Two forces of nature swept the Netherlands by surprise this weekend: The first one named Ciara blew powerful winds throughout the country which deprived us of seeing The Queen Of Rock on the red carpet and on stage.
The second one, stronger than the wind, Nyassa saved my day with her incredible performance during the Premiere of TINA, De Musical in Utrecht last Sunday. After experiencing TINA songs in German and before the Spanish explosion this autumn, it was time for the Dutch treatment of the musical!
So now, how many reviews of a single musical can you write especially when you are no musical expert and that your Dutch vocabulary is limited to ‘Ik hou van jou‘ and ‘bitterballen‘…?
I woke up Sunday morning with the worst swollen, dry eyes, bad bad face day which happens often and makes me look like Quasimodo. Consequently, I hesitated to go but after much reflection, and because it was an invitation from a friend, I thought I would regret not going, so once again my vanity was vanquished and I have to thank superfan Boudewijn for taking me with him, it was a really kind gesture.

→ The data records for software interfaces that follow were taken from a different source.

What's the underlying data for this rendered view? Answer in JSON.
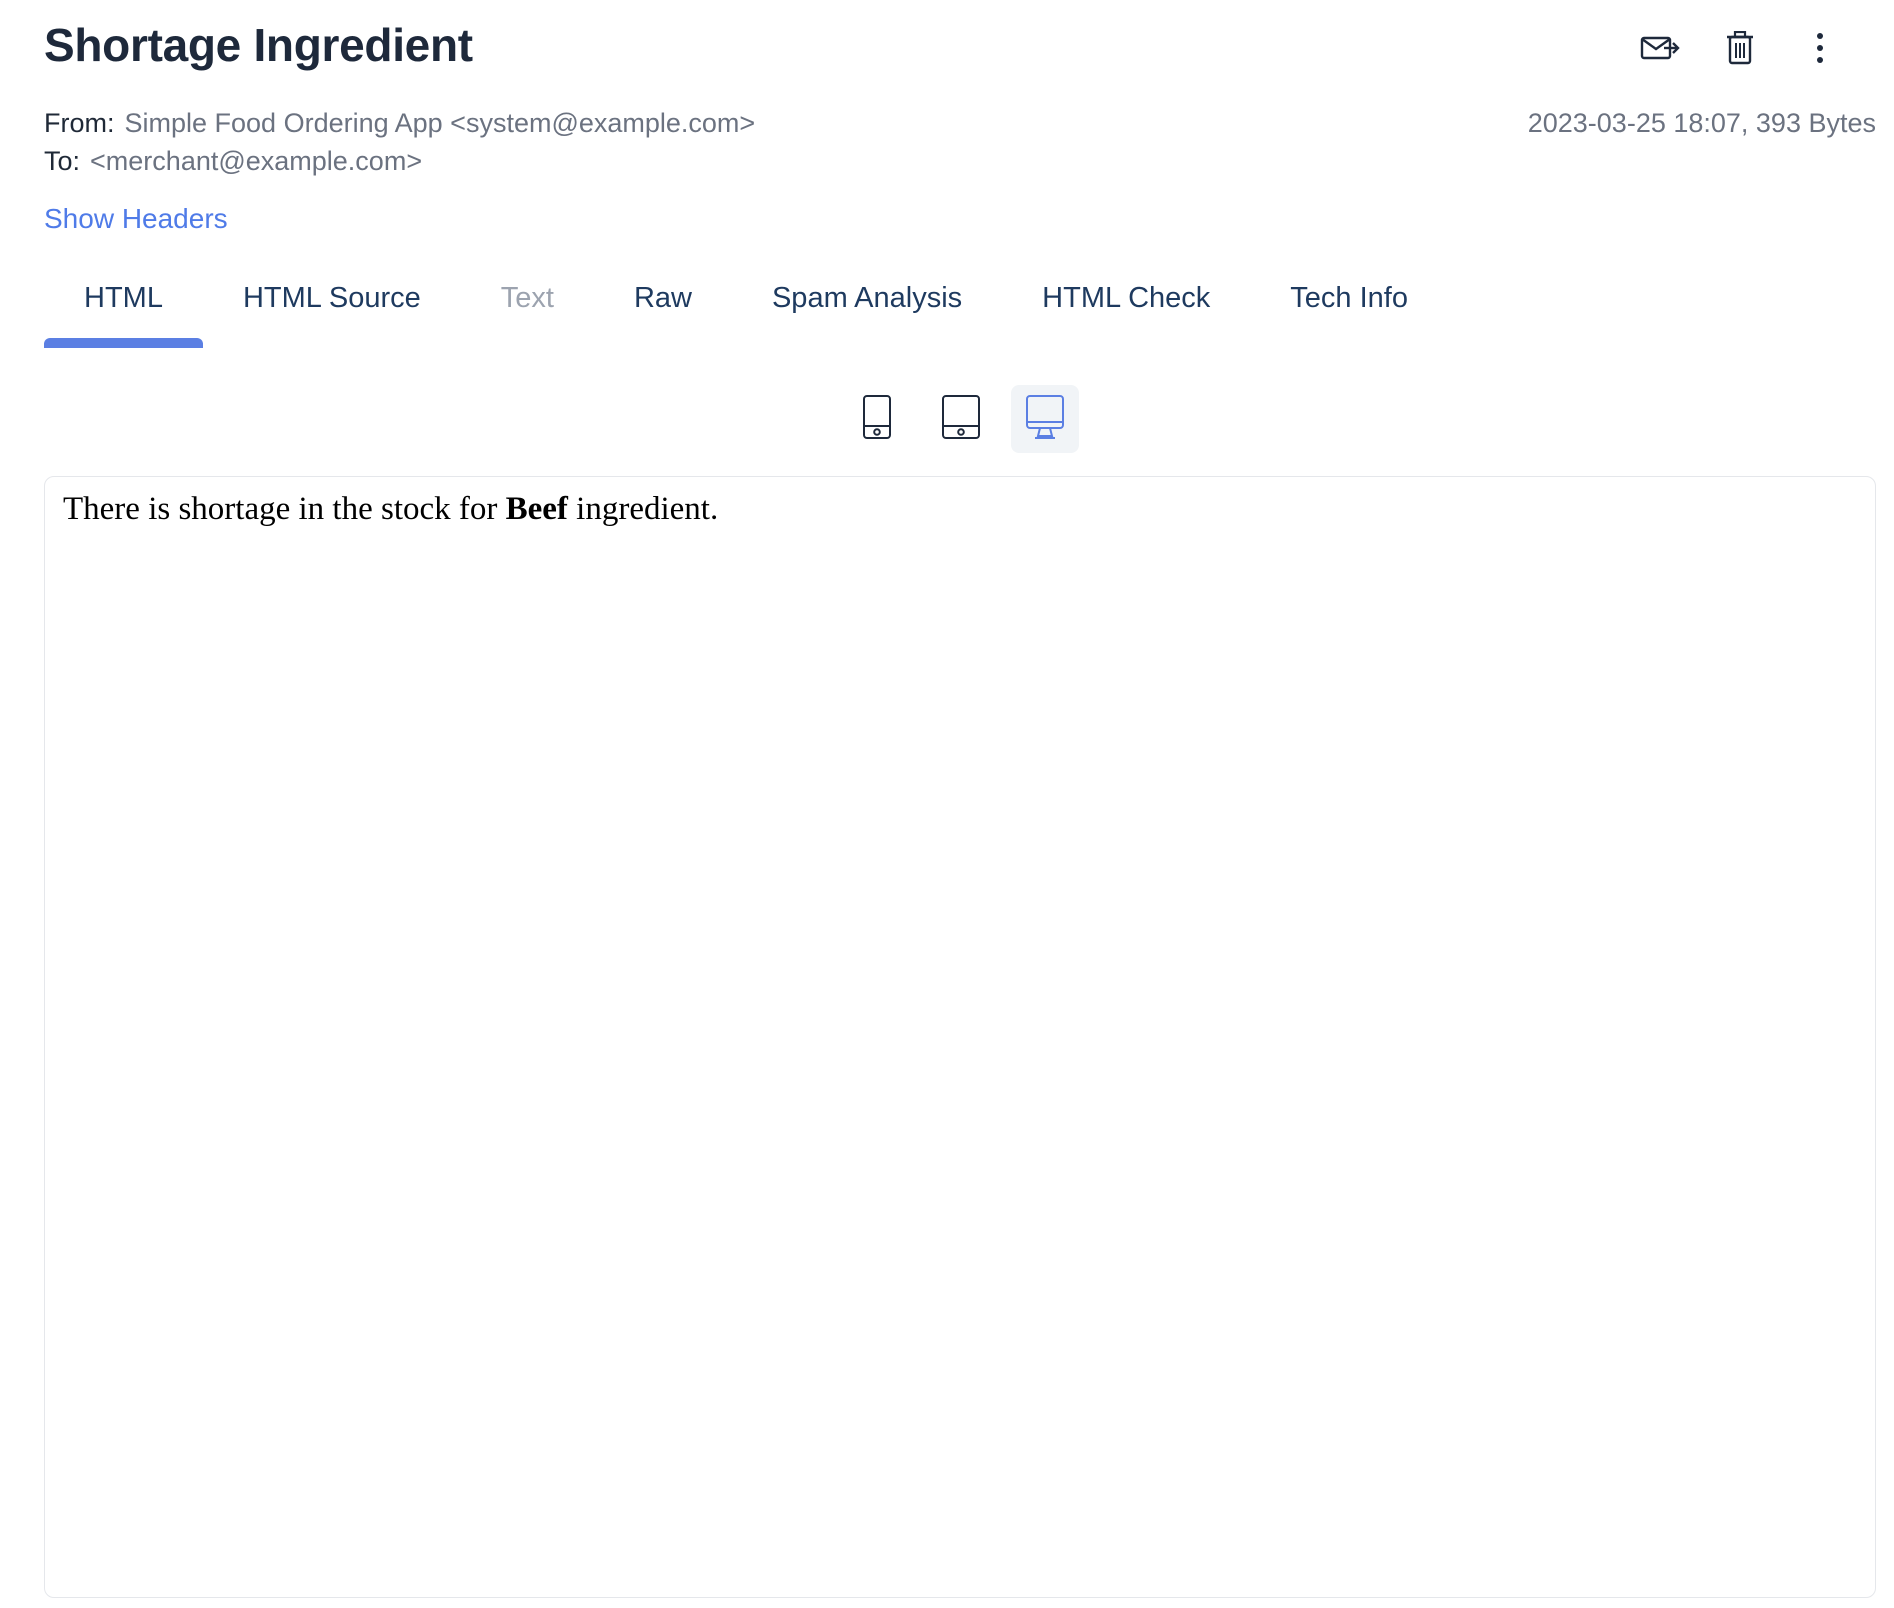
{
  "email": {
    "subject": "Shortage Ingredient",
    "from_label": "From:",
    "from_value": "Simple Food Ordering App <system@example.com>",
    "to_label": "To:",
    "to_value": "<merchant@example.com>",
    "date_size": "2023-03-25 18:07, 393 Bytes",
    "show_headers": "Show Headers"
  },
  "actions": {
    "icons": [
      "forward-mail-icon",
      "trash-icon",
      "more-vertical-icon"
    ]
  },
  "tabs": [
    {
      "label": "HTML",
      "state": "active"
    },
    {
      "label": "HTML Source",
      "state": "normal"
    },
    {
      "label": "Text",
      "state": "disabled"
    },
    {
      "label": "Raw",
      "state": "normal"
    },
    {
      "label": "Spam Analysis",
      "state": "normal"
    },
    {
      "label": "HTML Check",
      "state": "normal"
    },
    {
      "label": "Tech Info",
      "state": "normal"
    }
  ],
  "viewports": {
    "options": [
      "mobile-icon",
      "tablet-icon",
      "desktop-icon"
    ],
    "selected": "desktop-icon"
  },
  "preview": {
    "text_before": "There is shortage in the stock for",
    "bold": "Beef",
    "text_after": "ingredient."
  },
  "colors": {
    "accent": "#5b7fe3",
    "link": "#4f7be8",
    "title": "#1e293b",
    "muted": "#6b7280",
    "disabled": "#9ca3af"
  }
}
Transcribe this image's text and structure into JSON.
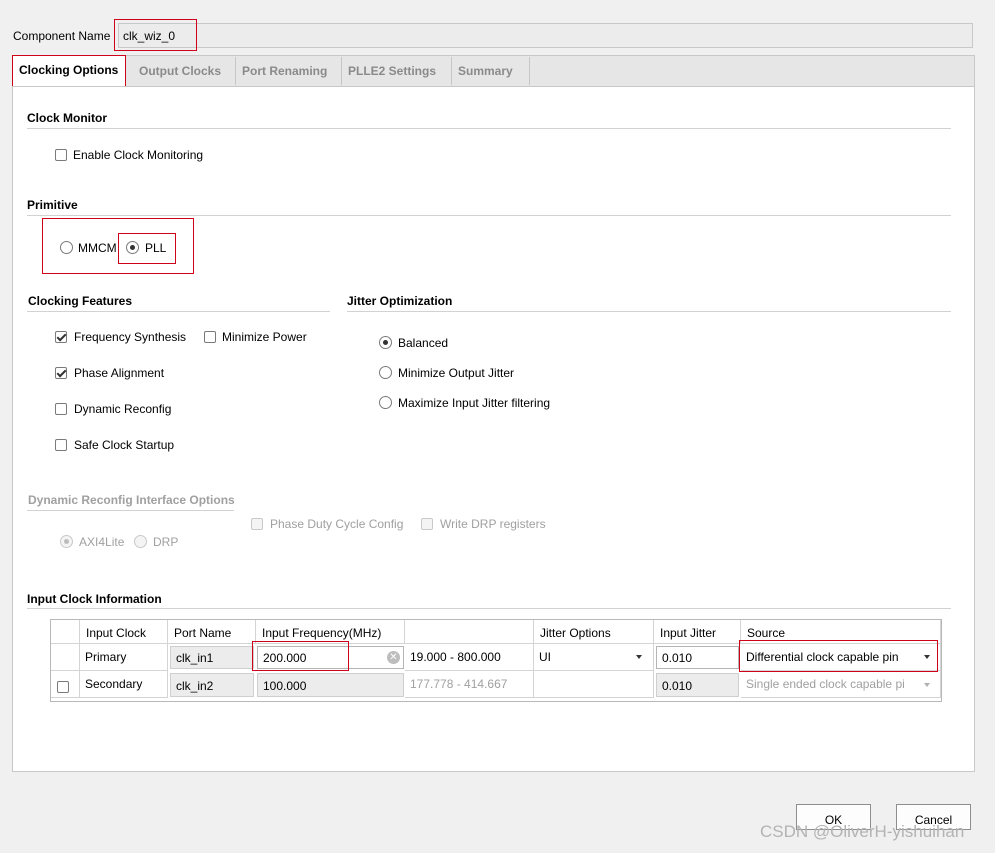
{
  "component": {
    "label": "Component Name",
    "value": "clk_wiz_0"
  },
  "tabs": [
    {
      "label": "Clocking Options",
      "active": true
    },
    {
      "label": "Output Clocks",
      "active": false
    },
    {
      "label": "Port Renaming",
      "active": false
    },
    {
      "label": "PLLE2 Settings",
      "active": false
    },
    {
      "label": "Summary",
      "active": false
    }
  ],
  "clock_monitor": {
    "title": "Clock Monitor",
    "enable_label": "Enable Clock Monitoring",
    "enable_checked": false
  },
  "primitive": {
    "title": "Primitive",
    "options": [
      {
        "label": "MMCM",
        "selected": false
      },
      {
        "label": "PLL",
        "selected": true
      }
    ]
  },
  "clocking_features": {
    "title": "Clocking Features",
    "items": [
      {
        "label": "Frequency Synthesis",
        "checked": true
      },
      {
        "label": "Minimize Power",
        "checked": false
      },
      {
        "label": "Phase Alignment",
        "checked": true
      },
      {
        "label": "Dynamic Reconfig",
        "checked": false
      },
      {
        "label": "Safe Clock Startup",
        "checked": false
      }
    ]
  },
  "jitter_optimization": {
    "title": "Jitter Optimization",
    "options": [
      {
        "label": "Balanced",
        "selected": true
      },
      {
        "label": "Minimize Output Jitter",
        "selected": false
      },
      {
        "label": "Maximize Input Jitter filtering",
        "selected": false
      }
    ]
  },
  "dynamic_reconfig": {
    "title": "Dynamic Reconfig Interface Options",
    "enabled": false,
    "phase_duty_label": "Phase Duty Cycle Config",
    "write_drp_label": "Write DRP registers",
    "interfaces": [
      {
        "label": "AXI4Lite",
        "selected": true
      },
      {
        "label": "DRP",
        "selected": false
      }
    ]
  },
  "input_clock": {
    "title": "Input Clock Information",
    "columns": [
      "Input Clock",
      "Port Name",
      "Input Frequency(MHz)",
      "",
      "Jitter Options",
      "Input Jitter",
      "Source"
    ],
    "rows": [
      {
        "name": "Primary",
        "port": "clk_in1",
        "frequency": "200.000",
        "range": "19.000 - 800.000",
        "jitter_option": "UI",
        "input_jitter": "0.010",
        "source": "Differential clock capable pin"
      },
      {
        "name": "Secondary",
        "port": "clk_in2",
        "frequency": "100.000",
        "range": "177.778 - 414.667",
        "jitter_option": "",
        "input_jitter": "0.010",
        "source": "Single ended clock capable pi",
        "enabled": false
      }
    ]
  },
  "buttons": {
    "ok": "OK",
    "cancel": "Cancel"
  },
  "watermark": "CSDN @OliverH-yishuihan",
  "colors": {
    "highlight": "#d0021b",
    "panel": "#ffffff",
    "background": "#f0f0f0"
  }
}
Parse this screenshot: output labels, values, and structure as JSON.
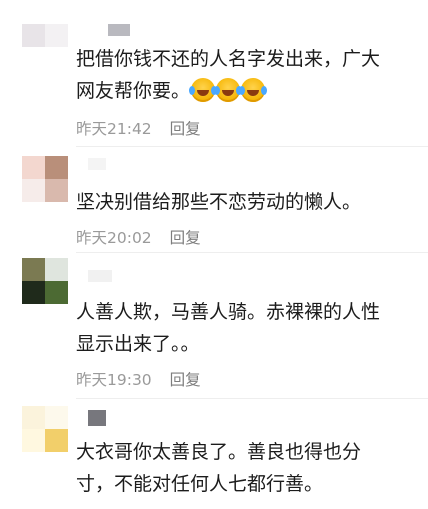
{
  "comments": [
    {
      "text_line1": "把借你钱不还的人名字发出来，广大",
      "text_line2": "网友帮你要。",
      "emoji_icons": [
        "laugh-cry-icon",
        "laugh-cry-icon",
        "laugh-cry-icon"
      ],
      "time": "昨天21:42",
      "reply_label": "回复"
    },
    {
      "text_line1": "坚决别借给那些不恋劳动的懒人。",
      "time": "昨天20:02",
      "reply_label": "回复"
    },
    {
      "text_line1": "人善人欺，马善人骑。赤裸裸的人性",
      "text_line2": "显示出来了。。",
      "time": "昨天19:30",
      "reply_label": "回复"
    },
    {
      "text_line1": "大衣哥你太善良了。善良也得也分",
      "text_line2": "寸，不能对任何人七都行善。"
    }
  ]
}
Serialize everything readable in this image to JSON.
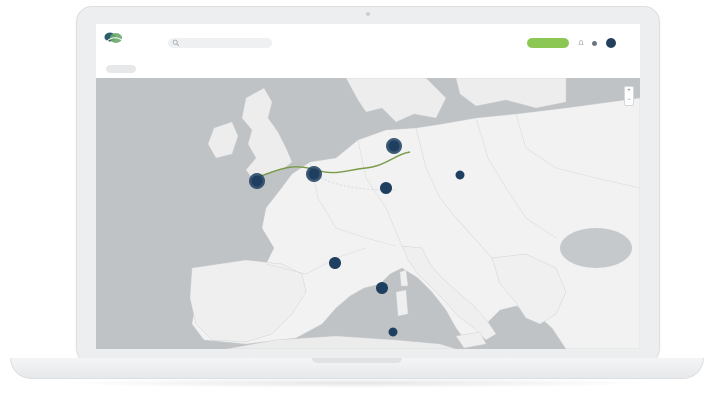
{
  "app": {
    "logo_text": "",
    "search_placeholder": "",
    "nav": [
      {
        "label": ""
      },
      {
        "label": ""
      },
      {
        "label": ""
      }
    ],
    "cta_label": "",
    "filters": [
      {
        "label": ""
      },
      {
        "label": ""
      },
      {
        "label": ""
      }
    ]
  },
  "map": {
    "clusters": [
      {
        "id": "uk",
        "count": ""
      },
      {
        "id": "belgium",
        "count": ""
      },
      {
        "id": "germany-north",
        "count": ""
      },
      {
        "id": "germany-south",
        "count": ""
      },
      {
        "id": "poland",
        "count": ""
      },
      {
        "id": "italy-north",
        "count": ""
      },
      {
        "id": "italy-central",
        "count": ""
      },
      {
        "id": "sicily",
        "count": ""
      }
    ],
    "zoom_in": "+",
    "zoom_out": "−"
  },
  "colors": {
    "accent": "#8cc653",
    "marker": "#1f3f60",
    "land": "#f2f2f2",
    "sea": "#bfc3c6",
    "route": "#7a9a4a"
  },
  "icons": {
    "logo": "leaf-logo-icon",
    "search": "search-icon",
    "notifications": "bell-icon",
    "profile": "avatar"
  }
}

The premiere went as expected, Nyassa blew us away, it was a triumph! The main characters can sing, dance and entertain! Although the entire cast is not totally on point yet it’s only a matter of time before they grow into their characters.
But the other surprise of the musical happened on Friday evening with the performance of Nurlaila Karim for the last try out of the show.
After the casting of Adrienne Warren for London and subsequently Broadway, Kristina Love for Hamburg and Nyassa Alberta for Utrecht, I had to admit that I thought that despite her huge talent, Nurlaila would not be cast as Tina… being a woman of a certain age.
So, let’s be fair, yes the first scenes of the teenage Anna Mae could seem a bit ‘off’ but Nurlaila plays with so much grin and enthusiasm that you just go past it. It’s theater after all. The real magic started when she became the 80’s TINA, leather dress, jean jacket, and spiky hair. And this is a feeling, I never had with the younger performers because for me they were not, in that case, believable as ‘mature TINA’. This doesn’t take anything away from the young girl’s performances but Nurlaila is a woman who has lived and made herself a strong reputation in this difficult business and the people in the theater that night gave her warmful standing ovation, leaving her overwhelmed to tears.
Back to the premiere. As expected, most of the songs were translated into Dutch. I am no expert in Dutch language so I can’t tell you if the translations were faithful to the original songs and fit the story but in my humble opinion, too many songs were translated, you could even hear a couple of people giggling in the audience and in the end you felt like you didn’t get that many original hits.
Chantal Kunst from Broadway World put it better than me:
The only real downfall of this show is the choice to translate some of the songs to Dutch. Explained by producer Albert Verlinde: “Als een song belangrijk is voor de dramatische lijn, dan is het nummer in het Nederlands. Als het te horen is tijdens een concert of in een platenstudio, horen we de Engelse versie” In short, if we need to help the story along dramatically, we translated it in Dutch. Well, that was quite an gamble. Translation of the songs is done by Han Kooreneef. Though some songs were actually suited to do so and giving it a little extra umph, some missed the boat. Totally. Trying to put too many syllables (Dutch takes more than English) into it, or just missing the actual meaning of a song. Lost in translation. I Can’t Stand The Rain and We Don’t Need Another Hero are classic Tina Anthem’s, where you just can’t make a worthy translation. Some songs you have to leave alone. In addition, you should give the audience a little bit more credit. They will understand the story regardless.
So yes, of course, this has always been the case for musicals when traveling abroad and if TINA, The Musical ever comes to France, you know most of the French won’t understand a single word of English. So like Tina would say: who’s right and who’s wrong? I don’t know but as long as it’s successful the same format, using a ‘TINA Broadway Show Standard’, is going to be used in every country the musical will visit, like it or not.
After the Premiere, a few fans and I had the chance to attend the After Party which was hosted in the immense hall of the Beatrix Theater. Food and drinks were served while a female DJ was playing non-Tina music and, at around 4 glasses of white wine, the cast appeared at the top of the big theater staircase on the blasting sound of Simply The Best. They all looked impeccable, happy, young and beautiful, ready to embark on a new journey. I envy them.